On a 75-degree day last month, the SAE School playground outside Atlanta underwent a dramatic transformation. Students and volunteers equipped with brushes and rollers covered the school’s black asphalt basketball courts and playground with a bright coat of blue and brown paint.
Donated by GAF and its subsidiary StreetBond, the paint is actually a solar reflective coating, and the paint was about more than just aesthetics.
Before the coating was applied on this moderately warm day, the temperature near the asphalt measured about 120 degrees – a hellish environment common to many paved playgrounds of parks and schools in the U.S. Shortly after the coating was applied, the temperature at SAE The school’s playground dropped 12 points.
“Is it still hot? Yes. But is it as hot as it was? Absolutely not,” says Shannan Tilson, co-founder and director of operations at the school. “I don’t feel like I’m in an oven.”
Nor are school children, whose young bodies are especially vulnerable to the increasingly frequent days of extreme heat in places like Atlanta. Back asphalt is like a magnet for heat and contributes significantly to thermal radiation in cities, known as the urban heat island effect.
“The asphalt itself essentially acts as a heat sink,” says Eliot Wall, general manager of StreetBond for GAF. “Even when the ambient temperature is recorded at 75 or 85 degrees, the bare black tar can be 120 or 130 degrees. So that’s a really important difference.”
GAF and StreetBond solar reflective coating has been applied to streets, playgrounds, bus lanes and bike lanes around the world. Recently the material was used to cover more than 1 million square feet of surfaces in the Pacoima community of Los Angeles.
Wall says the coating is effective at reducing heat and also helps extend the life of the asphalt underneath, which ironically degrades when exposed to the extreme temperatures it creates.
The 10-year-old SAE School is the latest to receive the solar reflective treatment. A private project-based learning school for students in preschool through eighth grade, SAE has spent the past few years integrating environmental and sustainability issues into its curriculum. It also adds energy-efficient and climate-sensitive equipment to the school’s facilities and runs entirely on solar power.
When GAF approached SAE about using solar reflective asphalt, school officials decided to make the project a learning experience.
GAF came to the school about two months before the installation to do a test run, applying the coating to a spot in the school parking lot, with the help of student painters. The company also donated some digital thermometers, which the students used before applying the coating and in the following days, to check the ambient temperature in the area.
“They could see the temperature difference and write it off,” says Scott Starowicz, SAE co-founder and chief financial officer.
SAE students even participated in the paint design. they submitted designs and voted for a winner, using the blue of the school’s colors and the shapes of the school’s mascot dragon. The new playground surface, which Tilson calls the “blue roof,” is now regularly 12 degrees cooler than nearby blacktop sections.
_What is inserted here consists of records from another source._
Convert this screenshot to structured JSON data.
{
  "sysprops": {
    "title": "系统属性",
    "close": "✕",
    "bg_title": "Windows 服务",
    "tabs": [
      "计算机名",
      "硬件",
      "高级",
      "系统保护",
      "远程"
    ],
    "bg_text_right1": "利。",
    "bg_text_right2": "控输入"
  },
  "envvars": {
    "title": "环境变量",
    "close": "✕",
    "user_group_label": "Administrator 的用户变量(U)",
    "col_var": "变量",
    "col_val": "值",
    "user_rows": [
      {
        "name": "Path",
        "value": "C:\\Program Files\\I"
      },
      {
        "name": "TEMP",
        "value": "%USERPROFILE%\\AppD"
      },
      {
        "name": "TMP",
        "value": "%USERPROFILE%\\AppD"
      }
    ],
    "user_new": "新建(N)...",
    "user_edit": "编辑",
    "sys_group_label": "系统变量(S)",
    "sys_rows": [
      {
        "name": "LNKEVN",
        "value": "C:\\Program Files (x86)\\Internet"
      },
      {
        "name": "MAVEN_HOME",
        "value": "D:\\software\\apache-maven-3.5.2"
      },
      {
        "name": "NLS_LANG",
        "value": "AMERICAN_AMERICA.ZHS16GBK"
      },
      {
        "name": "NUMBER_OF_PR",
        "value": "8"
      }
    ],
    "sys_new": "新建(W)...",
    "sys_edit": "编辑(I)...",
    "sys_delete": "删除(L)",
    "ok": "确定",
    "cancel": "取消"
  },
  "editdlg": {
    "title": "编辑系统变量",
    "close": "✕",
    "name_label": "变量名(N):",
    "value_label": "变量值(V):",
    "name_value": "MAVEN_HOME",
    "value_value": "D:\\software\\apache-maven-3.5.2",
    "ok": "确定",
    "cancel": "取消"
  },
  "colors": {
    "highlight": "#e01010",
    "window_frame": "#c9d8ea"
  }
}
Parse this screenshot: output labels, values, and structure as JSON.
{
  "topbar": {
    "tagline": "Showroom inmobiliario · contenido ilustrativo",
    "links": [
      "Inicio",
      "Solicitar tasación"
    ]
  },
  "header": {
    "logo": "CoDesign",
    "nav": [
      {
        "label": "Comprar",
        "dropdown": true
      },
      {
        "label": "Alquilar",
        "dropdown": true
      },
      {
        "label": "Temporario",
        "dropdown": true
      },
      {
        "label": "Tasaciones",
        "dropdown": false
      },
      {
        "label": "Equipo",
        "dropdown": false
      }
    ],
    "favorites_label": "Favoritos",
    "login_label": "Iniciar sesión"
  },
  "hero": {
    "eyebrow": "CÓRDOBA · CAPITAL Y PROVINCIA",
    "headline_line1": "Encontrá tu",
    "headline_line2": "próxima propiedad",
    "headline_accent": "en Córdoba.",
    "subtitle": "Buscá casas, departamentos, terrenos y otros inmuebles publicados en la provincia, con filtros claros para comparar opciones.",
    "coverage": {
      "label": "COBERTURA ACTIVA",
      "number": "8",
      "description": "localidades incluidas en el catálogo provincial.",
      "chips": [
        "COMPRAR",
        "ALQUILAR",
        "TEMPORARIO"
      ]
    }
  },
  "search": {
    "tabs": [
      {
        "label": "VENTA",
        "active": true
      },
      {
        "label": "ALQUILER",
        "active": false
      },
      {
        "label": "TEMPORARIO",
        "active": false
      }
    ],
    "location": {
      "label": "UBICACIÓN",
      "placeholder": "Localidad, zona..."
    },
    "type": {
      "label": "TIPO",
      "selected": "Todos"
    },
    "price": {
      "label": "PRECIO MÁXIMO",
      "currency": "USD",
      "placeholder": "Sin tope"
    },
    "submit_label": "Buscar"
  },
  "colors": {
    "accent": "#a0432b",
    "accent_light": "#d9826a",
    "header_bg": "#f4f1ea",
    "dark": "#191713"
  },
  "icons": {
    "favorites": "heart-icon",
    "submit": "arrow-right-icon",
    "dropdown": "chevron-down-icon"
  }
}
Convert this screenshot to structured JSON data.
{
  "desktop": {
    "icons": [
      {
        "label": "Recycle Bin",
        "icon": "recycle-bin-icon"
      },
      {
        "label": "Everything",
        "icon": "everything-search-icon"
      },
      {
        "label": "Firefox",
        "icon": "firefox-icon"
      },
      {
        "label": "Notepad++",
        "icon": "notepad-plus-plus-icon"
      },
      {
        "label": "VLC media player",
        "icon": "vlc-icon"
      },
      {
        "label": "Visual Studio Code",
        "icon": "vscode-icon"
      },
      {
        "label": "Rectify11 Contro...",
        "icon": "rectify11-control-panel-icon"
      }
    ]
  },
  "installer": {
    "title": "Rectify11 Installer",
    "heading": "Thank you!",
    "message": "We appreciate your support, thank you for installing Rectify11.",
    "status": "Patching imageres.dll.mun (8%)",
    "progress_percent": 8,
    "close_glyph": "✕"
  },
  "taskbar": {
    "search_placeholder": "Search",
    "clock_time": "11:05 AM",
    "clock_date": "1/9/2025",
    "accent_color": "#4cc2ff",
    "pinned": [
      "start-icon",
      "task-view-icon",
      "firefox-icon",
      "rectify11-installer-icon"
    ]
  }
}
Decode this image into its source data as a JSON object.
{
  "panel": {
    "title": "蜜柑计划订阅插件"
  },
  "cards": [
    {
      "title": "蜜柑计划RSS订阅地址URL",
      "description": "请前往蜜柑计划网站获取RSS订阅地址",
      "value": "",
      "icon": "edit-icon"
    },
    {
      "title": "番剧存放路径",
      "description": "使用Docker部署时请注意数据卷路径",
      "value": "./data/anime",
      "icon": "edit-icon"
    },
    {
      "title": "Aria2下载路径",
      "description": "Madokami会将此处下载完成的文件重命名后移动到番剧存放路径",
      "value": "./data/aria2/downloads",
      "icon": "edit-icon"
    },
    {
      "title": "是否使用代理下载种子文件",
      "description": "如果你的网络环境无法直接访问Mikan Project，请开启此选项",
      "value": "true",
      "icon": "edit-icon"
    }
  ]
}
But that too will soon change. School officials say they plan to spread StreetBond’s solar-reflective coating on another blacktop heatsink: its large parking lot.